Harvest finally finished on 6 October, when the last of our 1,266ha went through the combine. And in a fitting end to the season, a sunny day turned to drizzle as the last couple of hectares were cut.
In a harvest that lasted 72 days from start to finish, only 29 had no rainfall. However, we did cut on 40 days during that time.
On reflection, the catchy weather in August turned out to be a dream compared with September – a miserable month with constant rain, lack of sun and low temperatures. Fortunately October brought the best week of harvest, allowing us to cut wheat below 20% moisture, when a week earlier we had been cutting at 30%.
The weather certainly controls our lives and my daughter knows well that the answer to any question during harvest is: “It depends on the weather”. This will be the same for farming families throughout the country.
It is testament to the hard work and dedication of our staff that we have the crops harvested and next year’s crops established in such trying conditions.
It is amazing how modern equipment has helped, with developments such as combines with tracks and rotary separation and better trailer tyres all meaning that when the weather allows, huge progress can be made.
With the crop now safely in store, the poor weather will not have had too major an effect on the 2017 result.
The bigger effect will be felt in the coming year, with crops established later than we would have liked and into conditions where in a normal year we might have waited a day or two longer.
I had to draw a line for barley drilling as we got into October, which resulted in one block being drilled as wheat following spring barley.
I will also have to revisit cropping plans for the ecological focus area fallow and early spring barley varieties to ensure we have an entry for oilseed rape next year.
We have now started to wean and house our calves, which have grown well over the summer on the back of good grass growth. With cattle sheds filling up and shorter days, it is certainly starting to feel like winter is around the corner.

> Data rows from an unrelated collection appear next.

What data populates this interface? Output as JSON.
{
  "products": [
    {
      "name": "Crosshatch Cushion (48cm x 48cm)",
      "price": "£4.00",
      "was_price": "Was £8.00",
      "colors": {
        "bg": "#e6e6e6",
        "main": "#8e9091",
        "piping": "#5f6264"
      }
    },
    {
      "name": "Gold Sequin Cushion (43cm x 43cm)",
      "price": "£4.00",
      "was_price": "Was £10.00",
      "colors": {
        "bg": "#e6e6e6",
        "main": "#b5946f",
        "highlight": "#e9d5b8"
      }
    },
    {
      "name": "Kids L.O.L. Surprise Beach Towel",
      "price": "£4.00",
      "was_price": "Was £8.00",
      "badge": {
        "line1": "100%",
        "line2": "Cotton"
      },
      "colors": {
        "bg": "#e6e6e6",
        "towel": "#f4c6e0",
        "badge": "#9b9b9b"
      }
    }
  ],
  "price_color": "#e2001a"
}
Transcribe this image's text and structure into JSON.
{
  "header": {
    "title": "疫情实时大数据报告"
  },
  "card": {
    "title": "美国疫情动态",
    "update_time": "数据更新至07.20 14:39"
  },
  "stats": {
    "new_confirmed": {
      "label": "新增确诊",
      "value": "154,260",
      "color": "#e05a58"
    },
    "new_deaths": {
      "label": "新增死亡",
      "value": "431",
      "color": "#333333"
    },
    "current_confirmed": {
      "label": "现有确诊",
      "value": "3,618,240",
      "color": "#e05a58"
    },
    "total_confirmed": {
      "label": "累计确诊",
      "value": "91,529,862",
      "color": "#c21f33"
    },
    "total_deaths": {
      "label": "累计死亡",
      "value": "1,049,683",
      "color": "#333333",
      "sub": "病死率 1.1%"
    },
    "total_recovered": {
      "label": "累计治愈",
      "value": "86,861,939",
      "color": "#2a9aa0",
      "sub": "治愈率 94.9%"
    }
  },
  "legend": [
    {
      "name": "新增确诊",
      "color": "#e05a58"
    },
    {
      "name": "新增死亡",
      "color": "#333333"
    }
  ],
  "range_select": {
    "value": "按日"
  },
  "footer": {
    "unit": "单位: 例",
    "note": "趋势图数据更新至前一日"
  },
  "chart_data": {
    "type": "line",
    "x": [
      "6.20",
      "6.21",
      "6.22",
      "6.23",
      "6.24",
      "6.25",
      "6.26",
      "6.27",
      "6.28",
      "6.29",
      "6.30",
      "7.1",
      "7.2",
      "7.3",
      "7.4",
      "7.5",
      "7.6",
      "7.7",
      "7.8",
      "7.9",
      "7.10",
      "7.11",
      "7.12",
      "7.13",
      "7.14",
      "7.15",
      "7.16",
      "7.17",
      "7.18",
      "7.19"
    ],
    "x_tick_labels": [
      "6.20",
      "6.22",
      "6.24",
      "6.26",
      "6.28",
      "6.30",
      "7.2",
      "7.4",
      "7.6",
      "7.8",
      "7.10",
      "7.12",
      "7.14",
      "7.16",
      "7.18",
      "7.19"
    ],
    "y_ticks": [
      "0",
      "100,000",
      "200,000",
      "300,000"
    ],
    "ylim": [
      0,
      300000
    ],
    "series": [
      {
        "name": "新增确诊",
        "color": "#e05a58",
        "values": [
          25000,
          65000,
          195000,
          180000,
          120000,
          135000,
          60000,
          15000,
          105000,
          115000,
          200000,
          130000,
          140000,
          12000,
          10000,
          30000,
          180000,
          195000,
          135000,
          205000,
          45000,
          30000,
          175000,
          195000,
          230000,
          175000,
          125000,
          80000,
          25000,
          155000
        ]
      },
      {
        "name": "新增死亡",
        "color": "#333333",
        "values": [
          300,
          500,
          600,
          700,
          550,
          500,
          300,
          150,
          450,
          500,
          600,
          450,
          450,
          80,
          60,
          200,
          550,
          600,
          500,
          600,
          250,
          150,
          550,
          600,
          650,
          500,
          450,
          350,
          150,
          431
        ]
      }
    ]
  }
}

Robert Drysdale is farm manager at Farmcare’s 1,610ha business in Aberdeenshire, growing winter and spring barley, wheat and oilseed rape across four contract farming agreements to the south of Inverurie. The farm has 130 beef cows on land less suitable for crop production.